The Eureka Poker Tour Bulgaria is over and it was Israel’s Liran Machluf who emerged as the winner of the four-day long event.
Machluf won €93,000 (around US$123,500) for his stellar performance in the event, besting a field of 407 players en route to taking out the top prize. It is the highest payout for a Eureka Poker Tour Bulgaria winner to date, as the event continues to grow among poker players in Eastern Europe and beyond.
Macedonian pro Tane Tanevski was the chip leader going into the last day of play, and he looked like the player to beat early on. It did not take long for Tanevski to eliminate WSOP Gold Bracelet winner Ivo Donev from the final table with a set of Sevens to reduce the tournament to its final seven players.
Teneveski also had Pocket Sevens when he claimed his second straight final table scalp by knocking Georgios Phiniotis out in seventh spot. The Sevens were able to hold on the board against the Greek’s A♣ K♥ to send him out of the tournament.
Any momentum the Macedonian seemed to be gaining stopped abruptly after losing a huge hand against the eventual winner, doubling him up in the process. That seems to be the start of Machluf’s run to the title as he eliminated Papantoniou Stylianos in sixth place soon after by hitting Trip Queens on the turn with A♦ Q♥.
The Israeli then claimed a second straight final table scalp of his own after knocking Stefan Ivanov out of the event in fifth place. Ivanov had the upper hand before the flop when he moved all in with A♣ 8♦, while Machluf had K♠ 9♠. However, Machluf managed to hit a Nine on the flop, which won him the hand and set the Bulgarian out of the event.
Machluf then made it three in a row after he eliminated Michal Vojtisek from the tournament.

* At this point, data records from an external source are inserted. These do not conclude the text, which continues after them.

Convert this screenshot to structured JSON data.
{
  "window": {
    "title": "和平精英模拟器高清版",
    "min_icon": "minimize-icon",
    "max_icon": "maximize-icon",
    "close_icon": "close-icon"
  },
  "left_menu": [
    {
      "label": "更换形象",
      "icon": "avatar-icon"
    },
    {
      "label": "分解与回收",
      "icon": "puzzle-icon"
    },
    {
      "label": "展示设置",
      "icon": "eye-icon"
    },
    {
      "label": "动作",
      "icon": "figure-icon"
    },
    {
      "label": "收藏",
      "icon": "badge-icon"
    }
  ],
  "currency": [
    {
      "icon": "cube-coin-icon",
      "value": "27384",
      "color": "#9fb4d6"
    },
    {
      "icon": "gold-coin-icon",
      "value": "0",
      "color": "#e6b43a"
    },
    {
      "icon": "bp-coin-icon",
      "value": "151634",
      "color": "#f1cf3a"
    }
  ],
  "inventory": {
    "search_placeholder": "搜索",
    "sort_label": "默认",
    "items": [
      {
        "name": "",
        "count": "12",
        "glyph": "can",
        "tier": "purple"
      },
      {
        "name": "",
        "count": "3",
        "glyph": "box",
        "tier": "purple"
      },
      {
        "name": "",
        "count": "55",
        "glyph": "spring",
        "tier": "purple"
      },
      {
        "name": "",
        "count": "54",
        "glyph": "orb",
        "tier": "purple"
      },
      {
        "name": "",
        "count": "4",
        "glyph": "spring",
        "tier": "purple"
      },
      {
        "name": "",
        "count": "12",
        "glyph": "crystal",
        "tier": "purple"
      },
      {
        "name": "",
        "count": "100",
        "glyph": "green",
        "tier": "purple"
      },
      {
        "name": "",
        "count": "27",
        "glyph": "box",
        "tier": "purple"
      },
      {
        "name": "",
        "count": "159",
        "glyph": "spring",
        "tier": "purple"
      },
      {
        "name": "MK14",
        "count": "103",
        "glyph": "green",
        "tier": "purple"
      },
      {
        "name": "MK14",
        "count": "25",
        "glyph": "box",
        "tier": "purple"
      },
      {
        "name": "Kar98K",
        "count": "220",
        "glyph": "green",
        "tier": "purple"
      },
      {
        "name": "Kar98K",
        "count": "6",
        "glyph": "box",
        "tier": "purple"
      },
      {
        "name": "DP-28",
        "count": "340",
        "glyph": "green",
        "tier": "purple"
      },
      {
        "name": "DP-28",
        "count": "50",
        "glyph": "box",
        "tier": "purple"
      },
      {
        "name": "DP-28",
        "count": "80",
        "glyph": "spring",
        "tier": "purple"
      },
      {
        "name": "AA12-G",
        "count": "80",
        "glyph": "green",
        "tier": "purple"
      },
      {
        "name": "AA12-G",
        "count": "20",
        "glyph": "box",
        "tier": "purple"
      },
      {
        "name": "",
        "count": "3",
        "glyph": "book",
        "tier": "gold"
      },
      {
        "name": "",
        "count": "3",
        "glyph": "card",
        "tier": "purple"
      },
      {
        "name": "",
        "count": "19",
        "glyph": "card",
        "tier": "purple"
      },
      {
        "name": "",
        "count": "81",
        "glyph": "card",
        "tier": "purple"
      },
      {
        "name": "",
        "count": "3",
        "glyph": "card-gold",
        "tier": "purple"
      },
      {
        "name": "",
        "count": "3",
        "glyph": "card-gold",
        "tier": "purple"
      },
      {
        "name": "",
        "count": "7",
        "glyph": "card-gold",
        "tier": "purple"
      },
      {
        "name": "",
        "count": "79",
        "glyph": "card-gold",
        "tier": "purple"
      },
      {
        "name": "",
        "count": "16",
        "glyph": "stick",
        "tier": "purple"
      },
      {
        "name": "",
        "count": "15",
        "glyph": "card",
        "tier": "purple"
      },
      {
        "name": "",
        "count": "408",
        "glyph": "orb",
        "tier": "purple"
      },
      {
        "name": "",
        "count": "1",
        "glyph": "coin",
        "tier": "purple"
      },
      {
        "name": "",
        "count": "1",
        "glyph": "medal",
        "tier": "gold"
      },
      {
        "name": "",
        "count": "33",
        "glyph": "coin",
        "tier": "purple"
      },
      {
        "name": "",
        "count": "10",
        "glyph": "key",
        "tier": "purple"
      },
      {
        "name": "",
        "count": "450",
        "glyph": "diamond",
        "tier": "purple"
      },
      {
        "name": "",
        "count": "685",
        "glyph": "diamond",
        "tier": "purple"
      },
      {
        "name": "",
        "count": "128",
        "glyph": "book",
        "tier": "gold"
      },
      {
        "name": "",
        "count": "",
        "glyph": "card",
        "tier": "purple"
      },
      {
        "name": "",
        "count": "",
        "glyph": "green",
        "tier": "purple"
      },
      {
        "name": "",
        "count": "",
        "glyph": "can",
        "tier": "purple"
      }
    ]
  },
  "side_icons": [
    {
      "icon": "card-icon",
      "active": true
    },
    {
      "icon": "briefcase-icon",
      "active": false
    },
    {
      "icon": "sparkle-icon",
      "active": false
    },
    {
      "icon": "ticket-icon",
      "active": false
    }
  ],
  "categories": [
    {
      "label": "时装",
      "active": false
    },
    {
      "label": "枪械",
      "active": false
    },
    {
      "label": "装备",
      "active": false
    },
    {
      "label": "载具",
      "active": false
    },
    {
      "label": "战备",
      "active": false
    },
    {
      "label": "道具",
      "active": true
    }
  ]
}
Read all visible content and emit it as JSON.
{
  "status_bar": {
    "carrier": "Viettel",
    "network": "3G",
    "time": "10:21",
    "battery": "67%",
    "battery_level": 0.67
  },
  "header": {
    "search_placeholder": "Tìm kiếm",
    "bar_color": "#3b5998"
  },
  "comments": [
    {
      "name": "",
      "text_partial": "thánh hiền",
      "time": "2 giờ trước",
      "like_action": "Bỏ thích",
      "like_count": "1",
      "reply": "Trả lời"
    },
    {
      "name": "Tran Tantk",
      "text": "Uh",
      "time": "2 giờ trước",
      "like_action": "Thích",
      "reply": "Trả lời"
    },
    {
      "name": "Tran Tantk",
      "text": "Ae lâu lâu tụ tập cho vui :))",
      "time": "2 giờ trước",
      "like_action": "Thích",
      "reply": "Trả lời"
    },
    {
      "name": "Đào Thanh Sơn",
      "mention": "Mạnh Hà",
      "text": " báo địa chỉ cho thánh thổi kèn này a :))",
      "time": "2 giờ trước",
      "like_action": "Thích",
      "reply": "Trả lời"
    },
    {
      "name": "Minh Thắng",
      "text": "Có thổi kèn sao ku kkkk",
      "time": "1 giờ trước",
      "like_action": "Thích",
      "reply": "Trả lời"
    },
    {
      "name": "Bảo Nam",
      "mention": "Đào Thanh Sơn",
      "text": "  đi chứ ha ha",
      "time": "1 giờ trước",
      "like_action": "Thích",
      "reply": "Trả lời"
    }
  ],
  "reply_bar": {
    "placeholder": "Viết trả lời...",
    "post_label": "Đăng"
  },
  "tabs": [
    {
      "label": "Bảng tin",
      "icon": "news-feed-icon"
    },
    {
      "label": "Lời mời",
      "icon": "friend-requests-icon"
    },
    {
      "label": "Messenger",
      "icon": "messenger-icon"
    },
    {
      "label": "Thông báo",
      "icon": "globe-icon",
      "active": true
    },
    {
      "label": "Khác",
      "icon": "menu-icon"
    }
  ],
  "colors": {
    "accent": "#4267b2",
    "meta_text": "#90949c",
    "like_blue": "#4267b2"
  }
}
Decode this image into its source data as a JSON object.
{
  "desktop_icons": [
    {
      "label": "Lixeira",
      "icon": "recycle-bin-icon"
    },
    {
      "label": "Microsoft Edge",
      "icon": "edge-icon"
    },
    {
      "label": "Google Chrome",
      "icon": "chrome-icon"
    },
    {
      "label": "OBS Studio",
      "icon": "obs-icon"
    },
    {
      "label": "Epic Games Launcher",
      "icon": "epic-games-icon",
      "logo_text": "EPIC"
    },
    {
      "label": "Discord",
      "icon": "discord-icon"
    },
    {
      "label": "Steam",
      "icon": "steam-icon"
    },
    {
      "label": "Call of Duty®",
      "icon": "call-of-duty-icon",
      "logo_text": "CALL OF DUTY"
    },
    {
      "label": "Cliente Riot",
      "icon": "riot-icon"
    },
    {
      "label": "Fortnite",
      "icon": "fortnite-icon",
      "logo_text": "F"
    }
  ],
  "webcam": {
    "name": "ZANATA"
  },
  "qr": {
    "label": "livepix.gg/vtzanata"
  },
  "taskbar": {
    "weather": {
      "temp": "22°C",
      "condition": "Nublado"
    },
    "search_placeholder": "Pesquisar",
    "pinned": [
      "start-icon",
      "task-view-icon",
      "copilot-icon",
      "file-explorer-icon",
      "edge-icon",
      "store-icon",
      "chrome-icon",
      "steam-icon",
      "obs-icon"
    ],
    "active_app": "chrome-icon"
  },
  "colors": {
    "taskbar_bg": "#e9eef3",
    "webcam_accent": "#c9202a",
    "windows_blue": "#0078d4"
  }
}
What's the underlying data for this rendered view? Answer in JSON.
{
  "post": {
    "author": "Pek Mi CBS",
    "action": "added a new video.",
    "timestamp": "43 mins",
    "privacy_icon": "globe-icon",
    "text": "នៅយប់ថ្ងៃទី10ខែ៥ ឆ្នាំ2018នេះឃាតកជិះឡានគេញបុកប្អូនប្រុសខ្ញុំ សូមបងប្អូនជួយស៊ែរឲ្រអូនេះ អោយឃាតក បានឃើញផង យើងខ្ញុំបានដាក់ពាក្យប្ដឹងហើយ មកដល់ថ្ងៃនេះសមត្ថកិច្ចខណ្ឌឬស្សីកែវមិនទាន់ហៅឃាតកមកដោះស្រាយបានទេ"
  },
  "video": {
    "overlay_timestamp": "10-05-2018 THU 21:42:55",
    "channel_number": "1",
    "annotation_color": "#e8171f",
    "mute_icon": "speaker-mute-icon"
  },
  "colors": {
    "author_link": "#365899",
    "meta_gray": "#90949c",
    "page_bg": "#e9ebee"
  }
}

Vojtisek’s 10♥ 8♥ were not match for the Pocket Jacks of Machluf, and they held on the board to win him the hand and send Vojtsek packing in fourth spot.
Russia’s Alexander Moiseev than eliminated Tanevski in third place, after his Pocket Kings were not match for the former chip leader’s hand. While Tanevski didn’t get the top spot many thought he would get going into the final day, he still managed to leave with €38,400 (around US$51,000). That’s still not a bad pay day for the 27-year-old.
The one-time chip leader’s elimination left Moiseev and Machluf in heads-up play, with the Israeli holding the chip lead over the Russian when play first started. In the final hand of the event, Machluf raised before the flop with A♦ 5♦ and Moiseev called with Pocket Kings, putting him ahead.
That changed after the flop however, as the Israeli flopped a Two Pair, which led him to move all in before being called by Moiseev. The Russian needed a King on the turn or river to stay in the tournament, but it didn’t come and he was eliminated from the event in second place while Machluf was proclaimed the winner.